(Work item):
Without any of the pictures, print every record below exactly.

Stored dataset items:
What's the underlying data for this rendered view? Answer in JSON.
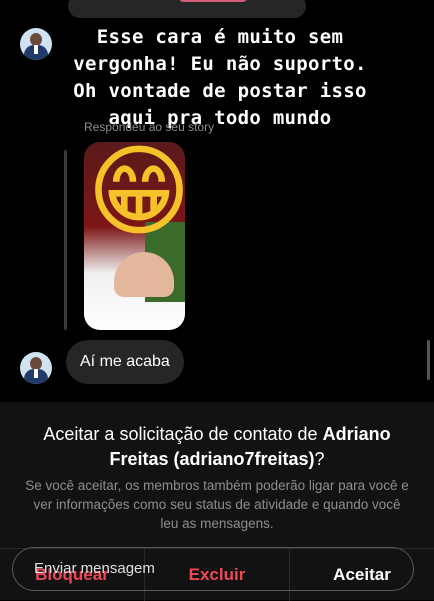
{
  "caption": {
    "line1": "Esse cara é muito sem",
    "line2": "vergonha! Eu não suporto.",
    "line3": "Oh vontade de postar isso",
    "line4": "aqui pra todo mundo"
  },
  "thread": {
    "reply_note": "Respondeu ao seu story",
    "emoji": "😁",
    "message": "Aí me acaba"
  },
  "request": {
    "title_prefix": "Aceitar a solicitação de contato de ",
    "requester": "Adriano Freitas (adriano7freitas)",
    "title_suffix": "?",
    "description": "Se você aceitar, os membros também poderão ligar para você e ver informações como seu status de atividade e quando você leu as mensagens.",
    "block_label": "Bloquear",
    "delete_label": "Excluir",
    "accept_label": "Aceitar"
  },
  "composer": {
    "placeholder": "Enviar mensagem"
  },
  "colors": {
    "destructive": "#ed4956",
    "background": "#000000",
    "panel": "#121212",
    "bubble": "#262626"
  }
}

(Output of the task):
What's the underlying data for this rendered view? Answer in JSON.
{
  "caption": {
    "line1": "Esse cara é muito sem",
    "line2": "vergonha! Eu não suporto.",
    "line3": "Oh vontade de postar isso",
    "line4": "aqui pra todo mundo"
  },
  "thread": {
    "reply_note": "Respondeu ao seu story",
    "emoji": "😁",
    "message": "Aí me acaba"
  },
  "request": {
    "title_prefix": "Aceitar a solicitação de contato de ",
    "requester": "Adriano Freitas (adriano7freitas)",
    "title_suffix": "?",
    "description": "Se você aceitar, os membros também poderão ligar para você e ver informações como seu status de atividade e quando você leu as mensagens.",
    "block_label": "Bloquear",
    "delete_label": "Excluir",
    "accept_label": "Aceitar"
  },
  "composer": {
    "placeholder": "Enviar mensagem"
  },
  "colors": {
    "destructive": "#ed4956",
    "background": "#000000",
    "panel": "#121212",
    "bubble": "#262626"
  }
}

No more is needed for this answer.